Peretz declares support for free market

"I support the free market and competition, and I look upon the activity of the capital markets as valuable."

By YIGAL GRAYEFF
December 1, 2005 01:28
3 minute read.
amir peretz 298.88

amir peretz 298.88. (photo credit: Ariel Jerozolimski)

 
X

Dear Reader,
As you can imagine, more people are reading The Jerusalem Post than ever before. Nevertheless, traditional business models are no longer sustainable and high-quality publications, like ours, are being forced to look for new ways to keep going. Unlike many other news organizations, we have not put up a paywall. We want to keep our journalism open and accessible and be able to keep providing you with news and analyses from the frontlines of Israel, the Middle East and the Jewish World.

As one of our loyal readers, we ask you to be our partner.

For $5 a month you will receive access to the following:

  • A user experience almost completely free of ads
  • Access to our Premium Section
  • Content from the award-winning Jerusalem Report and our monthly magazine to learn Hebrew - Ivrit
  • A brand new ePaper featuring the daily newspaper as it appears in print in Israel

Help us grow and continue telling Israel’s story to the world.

Thank you,

Ronit Hasin-Hochman, CEO, Jerusalem Post Group
Yaakov Katz, Editor-in-Chief

UPGRADE YOUR JPOST EXPERIENCE FOR 5$ PER MONTH Show me later

Amir Peretz, the leader of the Labor Party and the Histadrut labor federation, portrayed himself as a capitalist on Wednesday but said he would still fight to protect the rights of the ordinary citizen. "I support the free market and competition, and I look upon the activity of the capital markets as valuable activity that creates demand and attracts foreign investors," he said at an insurance and capital markets conference in Tel Aviv. He told the delegates that they had a part to play in fighting for the causes he believes in, such as reducing poverty and guarding the rights of the ordinary citizen. "I see in this building partners for everything, because poverty is not only a lack of bread, but rather it is a wider issue: there is poverty in progress, in education and in culture. Therefore, I look upon members of the capital markets, pensions and finance as full partners in the success of Israeli society and its prosperity," he said. Some investors have been skeptical about Peretz's business-friendly credentials due to the numerous strikes he has called as the head of the Histadrut and his call for an increase in the minimum wage to $1,000 a month. When he was elected the head of the Labor Party, the dollar dropped sharply, causing Excellence Nessuah chief economist Shlomo Maoz to warn that if Peretz were to carry out his economic policies there could be a flight of capital from Israel and further weakness in the shekel. "There is essentially concern that the Labor Party is getting stronger. The market is opposed to the return of Bolshevik [economic] practices," he said at the time. However, he has also received support from investors and economic experts, and Ben-Gurion University president and former World Bank economist Avishay Braverman joined his party. Commstock Financial Consultants chief executive David Zwebner said he accepts Peretz's market-friendly portrayal of himself as truthful. "When Amir Peretz claims that he supports the free market and views Tony Blair as his role model, I believe him," said Zwebner. "The Histadrut is far more capitalistic than was once thought possible," he added.

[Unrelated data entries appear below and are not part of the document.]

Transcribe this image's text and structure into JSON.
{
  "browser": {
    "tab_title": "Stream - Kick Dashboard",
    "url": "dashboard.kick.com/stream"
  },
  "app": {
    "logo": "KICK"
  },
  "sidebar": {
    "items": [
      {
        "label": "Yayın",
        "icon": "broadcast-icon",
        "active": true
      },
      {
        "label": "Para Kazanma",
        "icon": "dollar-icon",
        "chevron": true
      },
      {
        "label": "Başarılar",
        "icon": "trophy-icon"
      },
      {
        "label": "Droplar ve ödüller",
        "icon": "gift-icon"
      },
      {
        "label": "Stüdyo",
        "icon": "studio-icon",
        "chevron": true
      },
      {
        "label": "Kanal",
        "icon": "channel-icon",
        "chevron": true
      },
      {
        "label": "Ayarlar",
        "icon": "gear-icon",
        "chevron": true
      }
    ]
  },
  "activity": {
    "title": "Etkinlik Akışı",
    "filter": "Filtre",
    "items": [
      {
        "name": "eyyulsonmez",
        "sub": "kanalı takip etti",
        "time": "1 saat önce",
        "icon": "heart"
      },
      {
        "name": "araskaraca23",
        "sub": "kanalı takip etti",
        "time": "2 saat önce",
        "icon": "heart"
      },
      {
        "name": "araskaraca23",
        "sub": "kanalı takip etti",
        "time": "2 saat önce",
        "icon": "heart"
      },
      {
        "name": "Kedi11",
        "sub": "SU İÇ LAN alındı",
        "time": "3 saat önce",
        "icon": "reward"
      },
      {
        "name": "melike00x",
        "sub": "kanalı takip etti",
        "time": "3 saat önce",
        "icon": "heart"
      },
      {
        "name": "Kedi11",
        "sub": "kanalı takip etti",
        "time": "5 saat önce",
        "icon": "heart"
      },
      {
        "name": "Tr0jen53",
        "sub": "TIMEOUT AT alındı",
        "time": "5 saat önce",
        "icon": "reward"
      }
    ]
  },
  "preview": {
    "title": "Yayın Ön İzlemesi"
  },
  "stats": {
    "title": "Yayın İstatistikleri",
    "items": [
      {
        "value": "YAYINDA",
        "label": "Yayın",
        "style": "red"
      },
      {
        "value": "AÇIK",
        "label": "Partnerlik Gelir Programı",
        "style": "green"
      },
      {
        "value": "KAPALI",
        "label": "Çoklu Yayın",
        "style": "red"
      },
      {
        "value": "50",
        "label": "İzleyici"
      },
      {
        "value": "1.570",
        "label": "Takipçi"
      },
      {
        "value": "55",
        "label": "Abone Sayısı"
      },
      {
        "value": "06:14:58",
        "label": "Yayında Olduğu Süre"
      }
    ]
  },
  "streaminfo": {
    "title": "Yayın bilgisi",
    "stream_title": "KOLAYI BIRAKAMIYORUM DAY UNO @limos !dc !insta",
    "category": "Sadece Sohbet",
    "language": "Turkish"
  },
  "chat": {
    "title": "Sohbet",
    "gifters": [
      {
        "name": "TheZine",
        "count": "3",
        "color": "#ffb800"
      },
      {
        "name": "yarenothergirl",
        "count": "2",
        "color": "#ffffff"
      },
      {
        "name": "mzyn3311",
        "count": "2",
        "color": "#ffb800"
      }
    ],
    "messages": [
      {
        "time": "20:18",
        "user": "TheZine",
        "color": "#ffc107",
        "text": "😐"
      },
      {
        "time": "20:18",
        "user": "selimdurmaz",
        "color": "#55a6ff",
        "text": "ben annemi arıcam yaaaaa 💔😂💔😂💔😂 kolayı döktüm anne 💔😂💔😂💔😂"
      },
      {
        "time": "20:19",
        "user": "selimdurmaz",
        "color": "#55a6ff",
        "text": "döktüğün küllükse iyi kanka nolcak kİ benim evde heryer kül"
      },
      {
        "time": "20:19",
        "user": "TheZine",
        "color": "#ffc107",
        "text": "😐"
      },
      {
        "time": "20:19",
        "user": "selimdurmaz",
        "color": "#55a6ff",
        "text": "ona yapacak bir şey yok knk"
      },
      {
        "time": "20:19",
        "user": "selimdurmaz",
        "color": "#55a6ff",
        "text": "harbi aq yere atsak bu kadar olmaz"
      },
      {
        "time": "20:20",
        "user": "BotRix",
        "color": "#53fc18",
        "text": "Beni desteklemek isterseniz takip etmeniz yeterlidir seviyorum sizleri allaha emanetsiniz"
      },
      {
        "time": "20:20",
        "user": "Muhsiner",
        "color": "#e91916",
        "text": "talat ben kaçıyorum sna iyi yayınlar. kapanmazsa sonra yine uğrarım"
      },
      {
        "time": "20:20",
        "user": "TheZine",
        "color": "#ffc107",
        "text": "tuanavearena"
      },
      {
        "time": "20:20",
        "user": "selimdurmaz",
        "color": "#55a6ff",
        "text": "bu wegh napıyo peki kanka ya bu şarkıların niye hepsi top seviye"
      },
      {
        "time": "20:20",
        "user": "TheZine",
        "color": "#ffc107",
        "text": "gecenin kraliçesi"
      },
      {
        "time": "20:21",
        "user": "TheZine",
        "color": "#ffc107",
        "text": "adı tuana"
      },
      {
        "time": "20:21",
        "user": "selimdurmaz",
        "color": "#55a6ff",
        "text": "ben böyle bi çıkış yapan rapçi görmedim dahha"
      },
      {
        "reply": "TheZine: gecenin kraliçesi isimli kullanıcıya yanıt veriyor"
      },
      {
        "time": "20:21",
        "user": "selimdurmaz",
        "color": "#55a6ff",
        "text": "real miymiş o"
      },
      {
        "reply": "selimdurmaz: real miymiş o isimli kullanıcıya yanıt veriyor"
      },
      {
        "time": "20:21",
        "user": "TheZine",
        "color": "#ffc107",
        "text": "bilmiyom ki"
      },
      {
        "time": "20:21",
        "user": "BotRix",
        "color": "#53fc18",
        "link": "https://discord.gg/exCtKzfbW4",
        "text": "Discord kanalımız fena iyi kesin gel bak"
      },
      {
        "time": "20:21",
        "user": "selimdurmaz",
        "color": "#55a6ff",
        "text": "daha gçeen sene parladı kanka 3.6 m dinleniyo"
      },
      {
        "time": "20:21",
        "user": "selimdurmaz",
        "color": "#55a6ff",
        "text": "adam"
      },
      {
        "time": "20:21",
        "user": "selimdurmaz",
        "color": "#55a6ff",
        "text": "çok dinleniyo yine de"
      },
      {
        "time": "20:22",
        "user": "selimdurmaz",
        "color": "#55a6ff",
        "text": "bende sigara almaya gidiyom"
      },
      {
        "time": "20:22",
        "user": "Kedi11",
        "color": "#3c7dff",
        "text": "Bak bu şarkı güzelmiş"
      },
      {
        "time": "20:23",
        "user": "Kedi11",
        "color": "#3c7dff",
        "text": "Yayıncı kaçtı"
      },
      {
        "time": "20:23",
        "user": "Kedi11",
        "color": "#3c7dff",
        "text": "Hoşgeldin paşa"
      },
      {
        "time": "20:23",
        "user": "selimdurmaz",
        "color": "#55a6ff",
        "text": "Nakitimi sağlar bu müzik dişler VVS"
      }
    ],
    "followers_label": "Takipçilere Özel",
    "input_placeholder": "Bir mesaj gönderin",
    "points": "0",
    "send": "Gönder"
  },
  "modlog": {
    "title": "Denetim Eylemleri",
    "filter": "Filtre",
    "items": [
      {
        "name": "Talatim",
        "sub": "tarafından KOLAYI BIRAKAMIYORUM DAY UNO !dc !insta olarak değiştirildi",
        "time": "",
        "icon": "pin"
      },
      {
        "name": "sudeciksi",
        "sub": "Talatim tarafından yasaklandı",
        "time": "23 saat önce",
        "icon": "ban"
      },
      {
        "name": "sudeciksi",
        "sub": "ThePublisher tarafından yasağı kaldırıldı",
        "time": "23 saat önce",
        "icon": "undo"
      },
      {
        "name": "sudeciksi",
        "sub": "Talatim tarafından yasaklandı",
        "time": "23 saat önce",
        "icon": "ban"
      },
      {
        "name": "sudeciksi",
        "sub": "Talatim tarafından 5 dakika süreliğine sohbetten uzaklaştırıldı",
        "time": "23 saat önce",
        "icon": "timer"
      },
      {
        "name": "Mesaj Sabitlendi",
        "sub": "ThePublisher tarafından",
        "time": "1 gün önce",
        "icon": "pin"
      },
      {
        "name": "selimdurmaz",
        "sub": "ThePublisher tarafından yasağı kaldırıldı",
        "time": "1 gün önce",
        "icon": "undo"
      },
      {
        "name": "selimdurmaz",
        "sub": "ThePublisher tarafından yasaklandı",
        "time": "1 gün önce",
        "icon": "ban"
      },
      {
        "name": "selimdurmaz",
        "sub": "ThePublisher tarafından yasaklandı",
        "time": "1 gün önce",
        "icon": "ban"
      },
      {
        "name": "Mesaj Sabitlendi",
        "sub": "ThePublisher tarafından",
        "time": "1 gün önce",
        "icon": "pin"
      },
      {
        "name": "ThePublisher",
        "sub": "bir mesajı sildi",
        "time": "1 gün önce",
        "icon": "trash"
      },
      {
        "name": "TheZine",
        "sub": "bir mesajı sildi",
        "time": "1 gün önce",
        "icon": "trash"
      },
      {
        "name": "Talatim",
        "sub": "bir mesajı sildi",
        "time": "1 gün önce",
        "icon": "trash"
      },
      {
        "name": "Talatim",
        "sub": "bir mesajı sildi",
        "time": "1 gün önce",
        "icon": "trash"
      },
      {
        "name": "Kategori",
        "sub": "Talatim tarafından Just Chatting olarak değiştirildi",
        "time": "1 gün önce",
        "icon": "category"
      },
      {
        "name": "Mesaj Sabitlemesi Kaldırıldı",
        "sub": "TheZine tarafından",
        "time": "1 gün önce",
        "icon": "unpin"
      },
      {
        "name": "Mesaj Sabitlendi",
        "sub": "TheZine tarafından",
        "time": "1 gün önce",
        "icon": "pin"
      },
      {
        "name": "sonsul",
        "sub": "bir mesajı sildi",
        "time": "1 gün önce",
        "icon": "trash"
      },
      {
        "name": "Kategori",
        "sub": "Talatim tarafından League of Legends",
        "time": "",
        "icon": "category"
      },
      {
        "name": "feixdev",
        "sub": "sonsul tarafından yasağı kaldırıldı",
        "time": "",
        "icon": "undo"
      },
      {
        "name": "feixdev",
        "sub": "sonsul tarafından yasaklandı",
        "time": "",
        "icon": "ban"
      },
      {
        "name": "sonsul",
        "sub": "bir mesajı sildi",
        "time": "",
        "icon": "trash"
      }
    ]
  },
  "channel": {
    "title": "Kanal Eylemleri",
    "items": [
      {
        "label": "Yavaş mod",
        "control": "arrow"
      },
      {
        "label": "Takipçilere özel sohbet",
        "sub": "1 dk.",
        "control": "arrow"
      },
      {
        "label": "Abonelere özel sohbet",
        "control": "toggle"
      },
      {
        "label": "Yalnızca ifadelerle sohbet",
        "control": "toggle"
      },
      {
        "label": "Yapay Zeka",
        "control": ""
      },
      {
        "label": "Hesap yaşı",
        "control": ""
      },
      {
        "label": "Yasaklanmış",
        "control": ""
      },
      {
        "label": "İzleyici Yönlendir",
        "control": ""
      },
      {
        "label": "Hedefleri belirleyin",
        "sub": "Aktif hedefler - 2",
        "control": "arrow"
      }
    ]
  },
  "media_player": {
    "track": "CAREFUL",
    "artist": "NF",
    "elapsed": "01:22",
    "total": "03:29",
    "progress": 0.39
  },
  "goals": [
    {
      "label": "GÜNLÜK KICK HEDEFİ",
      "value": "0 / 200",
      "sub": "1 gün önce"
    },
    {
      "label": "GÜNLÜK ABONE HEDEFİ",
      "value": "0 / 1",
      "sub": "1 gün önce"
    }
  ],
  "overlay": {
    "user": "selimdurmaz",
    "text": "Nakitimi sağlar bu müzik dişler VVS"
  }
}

Join Jerusalem Post Premium Plus now for just $5 and upgrade your experience with an ads-free website and exclusive content. Click here>>

Related Content

The Teva Pharmaceutical Industries
April 30, 2015
Teva doubles down on Mylan, despite rejection

By GLOBES, NIV ELIS